Did you know that 45 percent of American households are living in a state of persistent financial insecurity, with almost no savings or financial plan for the future? Whether it be sticking to a budget, or paying off credit card debt, the majority of Americans are dealing with financial stress in one way or another. Which is why April has been declared National Financial Literacy Month—a month dedicated to teaching Americans how to better handle their finances and become financially literate.
“Being able to understand the background of your finances is a key component to general financial literacy,” says Two Rivers Bank & Trust Credit Analyst Kelsey Hull, “and is extremely important to your overall financial and personal success.”
Financial literacy is defined as the possession of knowledge and understanding of financial matters, and entails the knowledge of properly making decisions pertaining to certain personal finance areas, including real estate, insurance, savings and retirement planning. So, how do you know if you’re really financially literate? Here are a few questions to test your financial literacy (answers can be found at the end of this blog):
Contrary to popular belief, financial literacy is not something learned in a classroom, it is something learned over the course of a person’s life, and is the result of the key decisions one makes during certain moments in their life—like buying a new home or saving for retirement. In addition to key financial decisions, research also shows that behaviors that promote financial well-being in adulthood are built during one’s childhood and youth, which means we must start teaching our children to develop smart financial habits from a young age.
Even if you did not develop smart financial habits as a child, there are still steps you can take to improve your financial literacy as an adult.
Here are your answers to the above financial literacy questions.
Answer: To carry a balance on your credit card means to carry debt. Paying off your debt can help you build your credit, so keeping a balance on your account is never a reasonable solution to building your credit.
Answer: “A good rule of thumb is to pay off your debts with the highest interest rates first—whether that be your smallest or largest debt,” says Hull. “Once you’ve paid off your debts with the highest interest rates, you can then begin to reevaluate your additional debt moving forward.”
Answer: Social Security benefits do not kick in automatically when you retire. You need to apply for your benefits through an application process.

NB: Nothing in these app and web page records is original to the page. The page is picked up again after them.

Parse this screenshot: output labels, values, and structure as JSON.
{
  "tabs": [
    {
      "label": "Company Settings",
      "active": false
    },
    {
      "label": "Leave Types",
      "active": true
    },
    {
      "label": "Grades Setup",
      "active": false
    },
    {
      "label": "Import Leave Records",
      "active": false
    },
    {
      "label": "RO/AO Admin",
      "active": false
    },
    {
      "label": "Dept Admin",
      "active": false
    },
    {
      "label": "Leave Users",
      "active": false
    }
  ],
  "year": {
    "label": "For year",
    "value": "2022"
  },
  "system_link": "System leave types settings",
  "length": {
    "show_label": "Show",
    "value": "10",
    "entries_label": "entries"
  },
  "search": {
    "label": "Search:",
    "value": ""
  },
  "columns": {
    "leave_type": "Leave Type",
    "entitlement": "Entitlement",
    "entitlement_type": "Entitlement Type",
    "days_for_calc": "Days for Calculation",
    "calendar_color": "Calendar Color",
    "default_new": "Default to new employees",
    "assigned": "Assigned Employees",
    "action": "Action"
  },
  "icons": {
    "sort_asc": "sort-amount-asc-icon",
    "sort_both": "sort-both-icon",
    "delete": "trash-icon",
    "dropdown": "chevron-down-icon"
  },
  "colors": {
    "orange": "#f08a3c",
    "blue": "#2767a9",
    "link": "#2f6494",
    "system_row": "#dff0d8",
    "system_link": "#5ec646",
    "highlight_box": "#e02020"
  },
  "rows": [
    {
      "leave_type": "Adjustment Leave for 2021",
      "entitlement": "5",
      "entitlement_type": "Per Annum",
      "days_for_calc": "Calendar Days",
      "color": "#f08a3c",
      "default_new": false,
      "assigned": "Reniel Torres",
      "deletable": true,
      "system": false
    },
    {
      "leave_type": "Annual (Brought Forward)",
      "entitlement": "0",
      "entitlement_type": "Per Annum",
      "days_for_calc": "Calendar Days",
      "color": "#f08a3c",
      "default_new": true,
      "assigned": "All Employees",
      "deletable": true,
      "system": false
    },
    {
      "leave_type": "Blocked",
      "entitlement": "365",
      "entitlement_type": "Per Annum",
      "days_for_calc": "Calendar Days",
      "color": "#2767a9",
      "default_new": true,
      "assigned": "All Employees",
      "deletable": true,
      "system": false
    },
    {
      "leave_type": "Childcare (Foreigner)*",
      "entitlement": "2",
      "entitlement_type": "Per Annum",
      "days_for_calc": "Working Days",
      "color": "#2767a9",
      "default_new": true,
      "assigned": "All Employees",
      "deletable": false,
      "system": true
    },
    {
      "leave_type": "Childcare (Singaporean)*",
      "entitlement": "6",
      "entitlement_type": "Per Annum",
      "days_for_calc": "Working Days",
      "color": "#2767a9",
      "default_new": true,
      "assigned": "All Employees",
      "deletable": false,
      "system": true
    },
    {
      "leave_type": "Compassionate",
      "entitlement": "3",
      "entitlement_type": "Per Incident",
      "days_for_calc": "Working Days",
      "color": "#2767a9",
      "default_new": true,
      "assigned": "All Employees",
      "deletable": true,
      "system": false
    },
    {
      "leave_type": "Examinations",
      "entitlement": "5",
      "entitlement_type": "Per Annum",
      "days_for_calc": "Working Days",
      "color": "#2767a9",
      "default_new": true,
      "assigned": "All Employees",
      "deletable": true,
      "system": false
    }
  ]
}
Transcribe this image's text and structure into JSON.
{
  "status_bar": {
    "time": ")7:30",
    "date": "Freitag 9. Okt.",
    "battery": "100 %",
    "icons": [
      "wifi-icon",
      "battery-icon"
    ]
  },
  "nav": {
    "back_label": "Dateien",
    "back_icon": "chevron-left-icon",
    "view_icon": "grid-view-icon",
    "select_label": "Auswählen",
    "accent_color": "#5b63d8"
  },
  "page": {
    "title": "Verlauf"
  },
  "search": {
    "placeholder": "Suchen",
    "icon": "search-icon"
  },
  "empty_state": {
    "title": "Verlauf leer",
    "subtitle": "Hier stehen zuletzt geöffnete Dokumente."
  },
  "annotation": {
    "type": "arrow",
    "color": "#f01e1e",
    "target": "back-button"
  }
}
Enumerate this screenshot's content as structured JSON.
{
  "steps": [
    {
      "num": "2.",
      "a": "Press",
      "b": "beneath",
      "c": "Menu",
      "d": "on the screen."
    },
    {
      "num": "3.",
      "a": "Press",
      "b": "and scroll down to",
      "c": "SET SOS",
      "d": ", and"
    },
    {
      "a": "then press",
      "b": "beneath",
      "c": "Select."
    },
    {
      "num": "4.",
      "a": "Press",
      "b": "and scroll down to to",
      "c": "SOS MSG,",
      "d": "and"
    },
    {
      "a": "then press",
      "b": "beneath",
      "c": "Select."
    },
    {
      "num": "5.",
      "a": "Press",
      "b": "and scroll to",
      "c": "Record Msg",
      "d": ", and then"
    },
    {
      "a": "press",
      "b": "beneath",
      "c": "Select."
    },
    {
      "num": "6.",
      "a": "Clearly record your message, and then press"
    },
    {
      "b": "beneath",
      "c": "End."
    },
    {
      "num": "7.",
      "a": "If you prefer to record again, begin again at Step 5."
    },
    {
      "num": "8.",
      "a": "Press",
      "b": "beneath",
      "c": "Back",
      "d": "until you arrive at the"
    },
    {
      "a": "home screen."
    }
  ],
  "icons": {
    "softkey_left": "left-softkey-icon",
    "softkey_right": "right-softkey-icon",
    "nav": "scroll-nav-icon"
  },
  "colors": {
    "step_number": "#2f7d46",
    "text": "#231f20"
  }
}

You must also accumulate the appropriate number of credits and reach the age of 62 before you can apply for any Social Security benefits.
Answer: It is safer to put your money into multiple business investments. Spreading your money out among multiple investments minimizes your financial risk and decreases your chance of losing all your money due to one bad investment.
If you are concerned about your financial well-being, contact Two Rivers Bank & Trust today. As your neighborhood bank, we care about your financial future, and are here to ensure you remain on a smart financial path.